As to my chosen stanza form, there are no puzzles at all. The form is a quatrain, either simple or augmented, and any augmentations use the same rhymes, so abab might grow to ababa or ababab or sometimes more. The aim is an easy-seeming onward flow, except at the end of the canto, where a couplet closes the action with a snap. In every other formal respect, the layout is established by Dante himself. It was his idea to have one hundred cantos divided into three lots of thirty-three, with a single canto to start things off. These three groupings of cantos are known to scholars as canticles, but it is perhaps less ponderous to call them books. Dante ends each book with the word “stars.” It would be nice if the translator could do the same, but in English the word “stars” has very few words with which to rhyme. Rather than write a strained couplet to close each book, I wrote a final line in which the stars indeed show up, but not as the last word.
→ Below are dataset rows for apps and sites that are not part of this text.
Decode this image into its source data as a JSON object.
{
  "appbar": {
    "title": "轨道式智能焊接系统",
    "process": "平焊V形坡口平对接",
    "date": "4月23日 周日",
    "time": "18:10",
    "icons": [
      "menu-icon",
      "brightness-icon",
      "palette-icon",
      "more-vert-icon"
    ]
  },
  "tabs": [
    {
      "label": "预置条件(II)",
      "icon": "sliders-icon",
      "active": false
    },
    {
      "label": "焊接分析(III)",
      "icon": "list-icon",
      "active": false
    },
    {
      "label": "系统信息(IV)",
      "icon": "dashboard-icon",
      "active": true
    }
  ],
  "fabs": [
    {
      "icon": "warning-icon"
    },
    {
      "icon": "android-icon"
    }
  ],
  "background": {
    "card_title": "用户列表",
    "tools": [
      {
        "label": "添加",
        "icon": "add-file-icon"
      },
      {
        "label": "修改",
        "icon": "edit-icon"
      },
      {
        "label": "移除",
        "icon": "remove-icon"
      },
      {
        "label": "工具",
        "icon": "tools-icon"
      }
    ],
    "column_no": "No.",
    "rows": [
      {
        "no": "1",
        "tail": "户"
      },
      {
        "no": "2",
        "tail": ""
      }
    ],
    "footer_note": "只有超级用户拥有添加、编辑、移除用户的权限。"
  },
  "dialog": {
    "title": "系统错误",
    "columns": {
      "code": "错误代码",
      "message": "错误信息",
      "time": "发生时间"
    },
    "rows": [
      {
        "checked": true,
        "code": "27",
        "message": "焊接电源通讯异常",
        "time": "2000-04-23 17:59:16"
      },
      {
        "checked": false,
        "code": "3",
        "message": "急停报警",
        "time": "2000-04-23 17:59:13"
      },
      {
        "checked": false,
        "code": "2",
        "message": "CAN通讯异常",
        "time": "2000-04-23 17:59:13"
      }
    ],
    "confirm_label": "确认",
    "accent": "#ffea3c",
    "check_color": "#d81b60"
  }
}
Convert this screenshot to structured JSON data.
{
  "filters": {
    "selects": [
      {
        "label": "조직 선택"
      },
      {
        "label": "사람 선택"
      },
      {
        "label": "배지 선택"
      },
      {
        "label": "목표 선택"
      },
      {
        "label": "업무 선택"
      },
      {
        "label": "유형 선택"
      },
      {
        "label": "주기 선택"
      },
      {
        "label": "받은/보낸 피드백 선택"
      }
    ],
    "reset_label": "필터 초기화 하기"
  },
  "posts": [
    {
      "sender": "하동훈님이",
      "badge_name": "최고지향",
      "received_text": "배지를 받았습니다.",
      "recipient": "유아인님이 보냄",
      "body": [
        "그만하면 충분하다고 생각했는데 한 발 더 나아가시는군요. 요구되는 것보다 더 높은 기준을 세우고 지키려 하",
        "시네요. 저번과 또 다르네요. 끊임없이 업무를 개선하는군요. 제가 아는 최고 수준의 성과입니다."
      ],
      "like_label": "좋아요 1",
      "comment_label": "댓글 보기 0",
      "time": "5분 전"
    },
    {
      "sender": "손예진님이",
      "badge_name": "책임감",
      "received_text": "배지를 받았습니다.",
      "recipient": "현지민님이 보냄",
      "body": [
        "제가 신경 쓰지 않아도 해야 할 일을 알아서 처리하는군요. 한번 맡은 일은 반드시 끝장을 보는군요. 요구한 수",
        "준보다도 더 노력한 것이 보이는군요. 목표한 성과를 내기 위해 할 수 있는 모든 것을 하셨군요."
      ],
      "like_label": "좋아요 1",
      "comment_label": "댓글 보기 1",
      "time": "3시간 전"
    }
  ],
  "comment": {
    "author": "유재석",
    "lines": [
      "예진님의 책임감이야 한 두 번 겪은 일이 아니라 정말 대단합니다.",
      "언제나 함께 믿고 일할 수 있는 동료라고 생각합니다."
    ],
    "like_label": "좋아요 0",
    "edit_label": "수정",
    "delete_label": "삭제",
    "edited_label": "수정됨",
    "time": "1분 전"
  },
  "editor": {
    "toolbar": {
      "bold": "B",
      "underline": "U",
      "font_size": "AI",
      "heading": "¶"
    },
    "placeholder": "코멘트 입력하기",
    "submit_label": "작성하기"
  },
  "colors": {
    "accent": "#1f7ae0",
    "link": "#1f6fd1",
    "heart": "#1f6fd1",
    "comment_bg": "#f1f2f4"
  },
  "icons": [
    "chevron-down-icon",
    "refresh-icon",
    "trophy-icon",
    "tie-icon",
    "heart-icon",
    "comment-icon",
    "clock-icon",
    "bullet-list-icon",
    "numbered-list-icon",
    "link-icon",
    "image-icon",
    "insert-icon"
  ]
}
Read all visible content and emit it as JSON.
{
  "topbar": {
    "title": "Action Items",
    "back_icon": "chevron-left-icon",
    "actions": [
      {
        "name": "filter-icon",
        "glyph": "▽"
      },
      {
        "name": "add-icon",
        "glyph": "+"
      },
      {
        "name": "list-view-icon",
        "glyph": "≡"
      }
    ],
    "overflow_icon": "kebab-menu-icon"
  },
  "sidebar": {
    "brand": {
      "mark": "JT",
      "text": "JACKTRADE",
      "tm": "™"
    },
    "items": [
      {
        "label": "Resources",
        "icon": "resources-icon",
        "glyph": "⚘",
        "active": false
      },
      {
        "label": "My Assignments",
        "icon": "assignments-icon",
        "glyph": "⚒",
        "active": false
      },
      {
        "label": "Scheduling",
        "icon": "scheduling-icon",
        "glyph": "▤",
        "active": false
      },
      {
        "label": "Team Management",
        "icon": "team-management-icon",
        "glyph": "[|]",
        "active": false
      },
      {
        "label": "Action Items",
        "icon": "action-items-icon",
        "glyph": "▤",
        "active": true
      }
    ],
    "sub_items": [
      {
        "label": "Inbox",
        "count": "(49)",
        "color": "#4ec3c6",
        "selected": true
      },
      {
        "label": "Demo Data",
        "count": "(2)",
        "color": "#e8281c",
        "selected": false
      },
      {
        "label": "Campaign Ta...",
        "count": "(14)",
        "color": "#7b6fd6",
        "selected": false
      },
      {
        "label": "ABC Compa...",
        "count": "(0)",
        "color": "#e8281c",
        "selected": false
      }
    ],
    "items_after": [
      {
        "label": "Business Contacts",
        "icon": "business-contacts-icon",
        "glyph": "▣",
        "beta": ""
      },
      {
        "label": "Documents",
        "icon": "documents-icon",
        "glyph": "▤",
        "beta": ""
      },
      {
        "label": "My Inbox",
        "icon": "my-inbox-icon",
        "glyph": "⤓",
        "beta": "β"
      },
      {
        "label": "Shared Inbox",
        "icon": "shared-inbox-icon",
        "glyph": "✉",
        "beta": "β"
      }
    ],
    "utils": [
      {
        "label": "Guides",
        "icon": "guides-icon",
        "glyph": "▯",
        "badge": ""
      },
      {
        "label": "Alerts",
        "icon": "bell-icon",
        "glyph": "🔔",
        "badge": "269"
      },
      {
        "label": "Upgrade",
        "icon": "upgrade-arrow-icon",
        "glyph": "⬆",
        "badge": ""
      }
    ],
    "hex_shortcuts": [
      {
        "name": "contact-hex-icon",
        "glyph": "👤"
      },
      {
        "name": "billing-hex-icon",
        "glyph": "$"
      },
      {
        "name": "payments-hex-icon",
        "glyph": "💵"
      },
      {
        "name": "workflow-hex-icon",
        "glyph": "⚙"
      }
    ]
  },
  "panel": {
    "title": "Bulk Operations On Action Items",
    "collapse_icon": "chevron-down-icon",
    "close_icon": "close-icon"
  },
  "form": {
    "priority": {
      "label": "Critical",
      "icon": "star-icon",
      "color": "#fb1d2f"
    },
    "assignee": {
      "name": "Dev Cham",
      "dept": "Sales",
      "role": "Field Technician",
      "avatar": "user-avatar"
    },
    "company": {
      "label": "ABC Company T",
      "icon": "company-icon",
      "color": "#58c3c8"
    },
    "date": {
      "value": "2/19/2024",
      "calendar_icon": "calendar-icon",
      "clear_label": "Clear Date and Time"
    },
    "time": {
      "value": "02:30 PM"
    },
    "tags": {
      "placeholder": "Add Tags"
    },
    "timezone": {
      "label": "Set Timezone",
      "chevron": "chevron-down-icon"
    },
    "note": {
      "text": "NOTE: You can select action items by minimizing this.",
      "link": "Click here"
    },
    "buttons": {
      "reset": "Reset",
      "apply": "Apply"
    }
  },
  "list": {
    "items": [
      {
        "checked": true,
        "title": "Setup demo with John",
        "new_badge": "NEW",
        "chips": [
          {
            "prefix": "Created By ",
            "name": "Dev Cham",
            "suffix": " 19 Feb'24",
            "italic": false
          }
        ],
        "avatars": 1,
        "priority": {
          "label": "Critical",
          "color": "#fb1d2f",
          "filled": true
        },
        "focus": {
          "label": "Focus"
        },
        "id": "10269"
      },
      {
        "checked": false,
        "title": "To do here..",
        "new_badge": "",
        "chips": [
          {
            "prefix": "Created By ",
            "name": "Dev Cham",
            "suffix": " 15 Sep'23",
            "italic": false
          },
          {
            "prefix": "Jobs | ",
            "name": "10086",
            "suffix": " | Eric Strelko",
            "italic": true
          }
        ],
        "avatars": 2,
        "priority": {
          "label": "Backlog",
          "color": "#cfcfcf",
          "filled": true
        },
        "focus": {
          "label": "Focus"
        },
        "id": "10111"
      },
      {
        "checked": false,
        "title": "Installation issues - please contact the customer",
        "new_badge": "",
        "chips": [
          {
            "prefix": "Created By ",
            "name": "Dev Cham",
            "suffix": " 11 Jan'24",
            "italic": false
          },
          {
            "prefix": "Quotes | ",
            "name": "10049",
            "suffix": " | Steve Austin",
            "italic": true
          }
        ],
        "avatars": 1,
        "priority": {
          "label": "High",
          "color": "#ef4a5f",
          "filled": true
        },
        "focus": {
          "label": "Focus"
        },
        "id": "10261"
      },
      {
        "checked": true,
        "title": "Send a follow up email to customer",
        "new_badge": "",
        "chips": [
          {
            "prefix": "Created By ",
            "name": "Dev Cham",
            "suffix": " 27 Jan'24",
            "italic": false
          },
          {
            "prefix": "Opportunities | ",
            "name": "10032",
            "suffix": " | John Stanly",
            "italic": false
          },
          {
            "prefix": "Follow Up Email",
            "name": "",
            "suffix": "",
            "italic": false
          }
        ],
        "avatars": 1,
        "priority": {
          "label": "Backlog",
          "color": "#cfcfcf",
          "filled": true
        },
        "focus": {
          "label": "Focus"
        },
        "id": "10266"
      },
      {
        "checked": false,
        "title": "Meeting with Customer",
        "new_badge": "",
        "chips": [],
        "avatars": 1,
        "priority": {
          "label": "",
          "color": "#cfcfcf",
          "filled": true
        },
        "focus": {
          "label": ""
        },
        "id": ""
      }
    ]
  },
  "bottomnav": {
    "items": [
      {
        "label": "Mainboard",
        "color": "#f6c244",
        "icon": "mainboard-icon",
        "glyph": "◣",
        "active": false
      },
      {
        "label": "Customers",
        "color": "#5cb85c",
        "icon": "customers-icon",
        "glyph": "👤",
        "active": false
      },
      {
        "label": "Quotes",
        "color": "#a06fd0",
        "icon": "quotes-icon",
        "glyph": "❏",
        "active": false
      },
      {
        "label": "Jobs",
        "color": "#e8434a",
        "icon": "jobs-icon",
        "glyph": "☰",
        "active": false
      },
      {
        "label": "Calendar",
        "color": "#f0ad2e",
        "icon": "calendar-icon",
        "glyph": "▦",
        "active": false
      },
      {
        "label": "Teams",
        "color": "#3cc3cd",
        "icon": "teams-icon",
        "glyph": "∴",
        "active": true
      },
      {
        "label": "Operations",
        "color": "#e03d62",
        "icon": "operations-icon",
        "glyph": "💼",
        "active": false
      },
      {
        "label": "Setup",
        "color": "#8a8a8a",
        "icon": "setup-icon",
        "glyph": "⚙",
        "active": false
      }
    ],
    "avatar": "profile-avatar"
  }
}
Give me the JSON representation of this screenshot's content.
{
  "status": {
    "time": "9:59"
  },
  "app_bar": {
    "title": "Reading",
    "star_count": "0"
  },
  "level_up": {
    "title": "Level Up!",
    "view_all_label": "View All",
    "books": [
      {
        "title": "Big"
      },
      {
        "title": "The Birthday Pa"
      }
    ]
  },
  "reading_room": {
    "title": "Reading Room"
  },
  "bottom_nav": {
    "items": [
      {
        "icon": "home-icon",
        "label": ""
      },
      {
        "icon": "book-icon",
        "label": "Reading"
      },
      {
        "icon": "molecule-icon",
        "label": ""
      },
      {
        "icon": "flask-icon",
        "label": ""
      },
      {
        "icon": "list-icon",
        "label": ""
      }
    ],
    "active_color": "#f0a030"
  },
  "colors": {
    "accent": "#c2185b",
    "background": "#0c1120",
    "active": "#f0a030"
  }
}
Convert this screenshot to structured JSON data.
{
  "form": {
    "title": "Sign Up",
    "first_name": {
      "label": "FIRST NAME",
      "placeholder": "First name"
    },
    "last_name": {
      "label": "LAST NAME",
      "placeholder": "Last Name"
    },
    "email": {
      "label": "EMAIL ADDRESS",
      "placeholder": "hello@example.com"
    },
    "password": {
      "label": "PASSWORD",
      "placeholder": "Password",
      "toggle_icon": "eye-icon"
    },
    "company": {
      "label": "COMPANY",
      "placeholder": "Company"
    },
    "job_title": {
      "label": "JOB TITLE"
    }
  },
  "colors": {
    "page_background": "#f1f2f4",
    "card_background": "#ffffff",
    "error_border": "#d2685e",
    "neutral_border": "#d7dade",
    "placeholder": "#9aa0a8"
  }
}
In the poetic world of Dante, things happen in a certain order; with the words, from start to distant finish, always sounding inevitable. Therein will lie the translator’s most daunting obstacle. Some of the phrases, known by heart to every educated person in Italy, sound more wonderful in Italian than they ever can in English. It was bound to happen, because different languages have different words for the same thing. In Italian, for example, there is the beautiful word “sinistra.” In English we just say “left”: nothing like as sinuous. By extension, there will be Italian phrases that the translator can’t hope to equal for their sonority. But working on such a large scale, there will be other Italian phrases that will offer opportunities to be rendered in English words as resonant as he knows how to make them. Finally, then, it will come down to what he can do with verse. The poet will be on his mettle. Part of his consolation, as he cudgels his brains through the long nights, is that Dante thought the same about himself.